How to complete this task: For the word "network", search the records and show each line in which it occurs.

Dataset excerpts:
- - -
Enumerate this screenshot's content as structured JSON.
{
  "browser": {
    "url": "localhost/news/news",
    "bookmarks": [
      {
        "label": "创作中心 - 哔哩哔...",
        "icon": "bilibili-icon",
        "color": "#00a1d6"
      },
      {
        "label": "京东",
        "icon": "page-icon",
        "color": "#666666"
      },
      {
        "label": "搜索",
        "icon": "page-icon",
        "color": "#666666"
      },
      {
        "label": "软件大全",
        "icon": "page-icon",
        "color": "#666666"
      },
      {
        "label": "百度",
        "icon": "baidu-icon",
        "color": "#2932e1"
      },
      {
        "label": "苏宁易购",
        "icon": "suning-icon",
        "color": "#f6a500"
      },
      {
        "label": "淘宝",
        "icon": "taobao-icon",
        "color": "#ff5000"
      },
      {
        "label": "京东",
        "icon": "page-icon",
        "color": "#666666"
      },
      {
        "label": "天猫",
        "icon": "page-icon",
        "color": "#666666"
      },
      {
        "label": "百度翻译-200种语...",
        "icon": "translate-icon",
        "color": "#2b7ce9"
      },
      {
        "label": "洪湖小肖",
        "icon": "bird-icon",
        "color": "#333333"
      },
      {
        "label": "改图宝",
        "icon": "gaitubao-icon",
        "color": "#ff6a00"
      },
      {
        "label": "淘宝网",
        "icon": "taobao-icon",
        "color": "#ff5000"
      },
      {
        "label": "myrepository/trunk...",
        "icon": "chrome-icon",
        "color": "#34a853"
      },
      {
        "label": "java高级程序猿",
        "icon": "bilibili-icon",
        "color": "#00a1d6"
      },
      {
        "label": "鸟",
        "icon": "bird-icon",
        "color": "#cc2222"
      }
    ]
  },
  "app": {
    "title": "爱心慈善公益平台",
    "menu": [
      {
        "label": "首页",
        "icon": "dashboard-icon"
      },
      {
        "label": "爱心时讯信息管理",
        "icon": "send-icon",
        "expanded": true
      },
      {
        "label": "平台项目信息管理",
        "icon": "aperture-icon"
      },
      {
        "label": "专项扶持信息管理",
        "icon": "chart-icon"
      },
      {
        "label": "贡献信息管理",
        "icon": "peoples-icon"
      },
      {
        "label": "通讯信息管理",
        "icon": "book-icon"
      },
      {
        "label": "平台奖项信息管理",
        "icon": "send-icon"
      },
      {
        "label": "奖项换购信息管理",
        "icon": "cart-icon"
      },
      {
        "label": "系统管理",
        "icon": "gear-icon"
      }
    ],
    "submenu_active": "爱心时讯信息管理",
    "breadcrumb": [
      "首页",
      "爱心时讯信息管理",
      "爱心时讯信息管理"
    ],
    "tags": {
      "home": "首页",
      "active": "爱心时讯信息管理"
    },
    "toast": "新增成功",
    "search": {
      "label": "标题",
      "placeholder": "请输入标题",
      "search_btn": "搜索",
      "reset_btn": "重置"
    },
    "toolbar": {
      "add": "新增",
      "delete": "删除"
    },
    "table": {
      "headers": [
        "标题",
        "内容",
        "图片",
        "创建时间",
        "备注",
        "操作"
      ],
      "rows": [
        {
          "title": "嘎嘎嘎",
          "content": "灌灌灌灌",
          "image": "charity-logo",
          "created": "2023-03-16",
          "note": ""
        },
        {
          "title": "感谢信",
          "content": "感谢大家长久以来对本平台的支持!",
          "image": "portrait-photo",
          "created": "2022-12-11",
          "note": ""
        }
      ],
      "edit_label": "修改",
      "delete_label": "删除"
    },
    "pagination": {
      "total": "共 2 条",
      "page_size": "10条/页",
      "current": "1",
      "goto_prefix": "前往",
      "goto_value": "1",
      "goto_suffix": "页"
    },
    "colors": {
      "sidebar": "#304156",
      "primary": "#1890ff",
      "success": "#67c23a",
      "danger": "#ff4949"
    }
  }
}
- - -
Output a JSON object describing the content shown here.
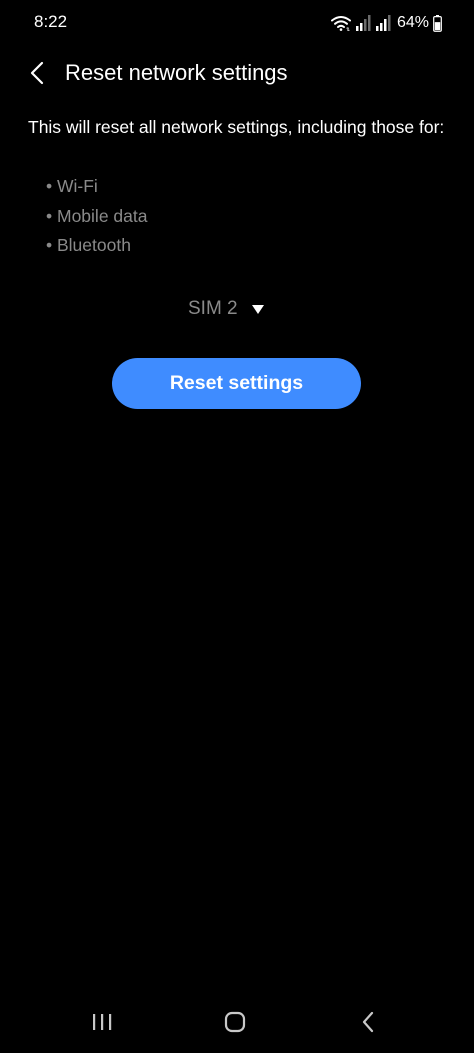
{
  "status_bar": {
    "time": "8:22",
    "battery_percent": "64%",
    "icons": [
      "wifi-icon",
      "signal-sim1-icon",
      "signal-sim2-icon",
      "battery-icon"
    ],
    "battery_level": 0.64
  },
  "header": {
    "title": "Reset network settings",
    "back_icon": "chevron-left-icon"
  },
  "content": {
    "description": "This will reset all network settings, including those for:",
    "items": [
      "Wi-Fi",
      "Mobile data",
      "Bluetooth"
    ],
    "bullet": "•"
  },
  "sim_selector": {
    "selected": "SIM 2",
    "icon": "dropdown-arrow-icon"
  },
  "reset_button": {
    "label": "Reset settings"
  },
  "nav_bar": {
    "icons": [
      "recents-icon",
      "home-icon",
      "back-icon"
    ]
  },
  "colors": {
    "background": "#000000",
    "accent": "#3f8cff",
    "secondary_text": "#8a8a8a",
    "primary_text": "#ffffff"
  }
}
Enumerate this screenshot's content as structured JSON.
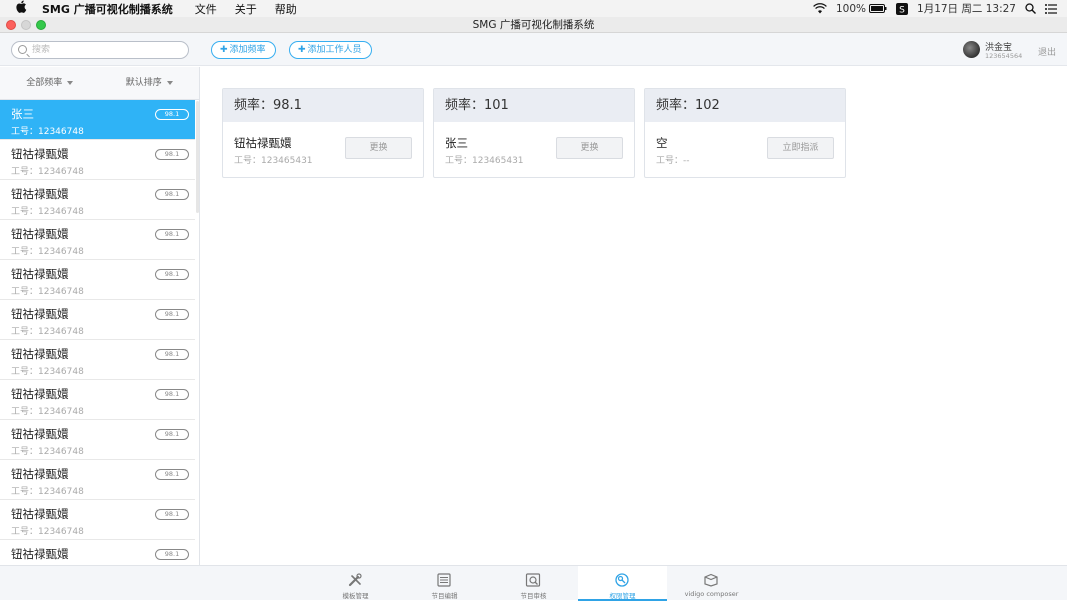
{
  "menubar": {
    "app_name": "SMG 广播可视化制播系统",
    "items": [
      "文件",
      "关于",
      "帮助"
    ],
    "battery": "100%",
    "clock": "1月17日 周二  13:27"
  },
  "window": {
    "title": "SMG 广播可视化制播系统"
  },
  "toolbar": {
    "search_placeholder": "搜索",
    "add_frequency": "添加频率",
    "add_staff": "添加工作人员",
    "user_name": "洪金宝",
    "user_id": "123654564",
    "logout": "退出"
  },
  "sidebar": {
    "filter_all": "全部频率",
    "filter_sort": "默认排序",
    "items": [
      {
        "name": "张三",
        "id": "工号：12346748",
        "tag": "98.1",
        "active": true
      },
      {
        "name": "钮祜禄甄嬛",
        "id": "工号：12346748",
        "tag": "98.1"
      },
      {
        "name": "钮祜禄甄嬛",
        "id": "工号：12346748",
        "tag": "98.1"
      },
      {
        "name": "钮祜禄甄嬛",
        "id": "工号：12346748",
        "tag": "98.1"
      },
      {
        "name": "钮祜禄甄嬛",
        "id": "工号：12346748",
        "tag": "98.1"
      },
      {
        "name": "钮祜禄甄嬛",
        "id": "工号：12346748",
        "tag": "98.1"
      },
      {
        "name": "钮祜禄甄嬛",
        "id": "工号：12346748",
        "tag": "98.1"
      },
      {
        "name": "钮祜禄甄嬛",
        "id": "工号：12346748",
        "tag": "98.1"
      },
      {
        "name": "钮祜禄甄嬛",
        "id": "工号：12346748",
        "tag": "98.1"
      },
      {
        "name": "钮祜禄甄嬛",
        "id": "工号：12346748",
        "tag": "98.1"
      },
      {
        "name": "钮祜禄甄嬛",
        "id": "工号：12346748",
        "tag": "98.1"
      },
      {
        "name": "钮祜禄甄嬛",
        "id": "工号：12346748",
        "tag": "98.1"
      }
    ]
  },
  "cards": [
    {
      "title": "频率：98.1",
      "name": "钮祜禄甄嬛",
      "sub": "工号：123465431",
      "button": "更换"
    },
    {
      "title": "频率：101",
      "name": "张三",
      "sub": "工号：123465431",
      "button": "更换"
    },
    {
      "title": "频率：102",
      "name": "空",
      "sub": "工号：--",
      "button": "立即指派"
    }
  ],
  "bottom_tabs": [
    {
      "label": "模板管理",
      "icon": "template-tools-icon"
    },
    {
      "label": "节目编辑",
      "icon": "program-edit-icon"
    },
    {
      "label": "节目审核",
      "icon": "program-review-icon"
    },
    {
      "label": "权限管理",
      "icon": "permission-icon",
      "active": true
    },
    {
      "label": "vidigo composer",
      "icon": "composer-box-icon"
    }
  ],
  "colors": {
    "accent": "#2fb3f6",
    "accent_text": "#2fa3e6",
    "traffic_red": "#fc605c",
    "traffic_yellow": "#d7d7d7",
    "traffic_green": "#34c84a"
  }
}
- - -
Written answer:
    "title": "Reset network settings",
    "description": "This will reset all network settings, including those for:",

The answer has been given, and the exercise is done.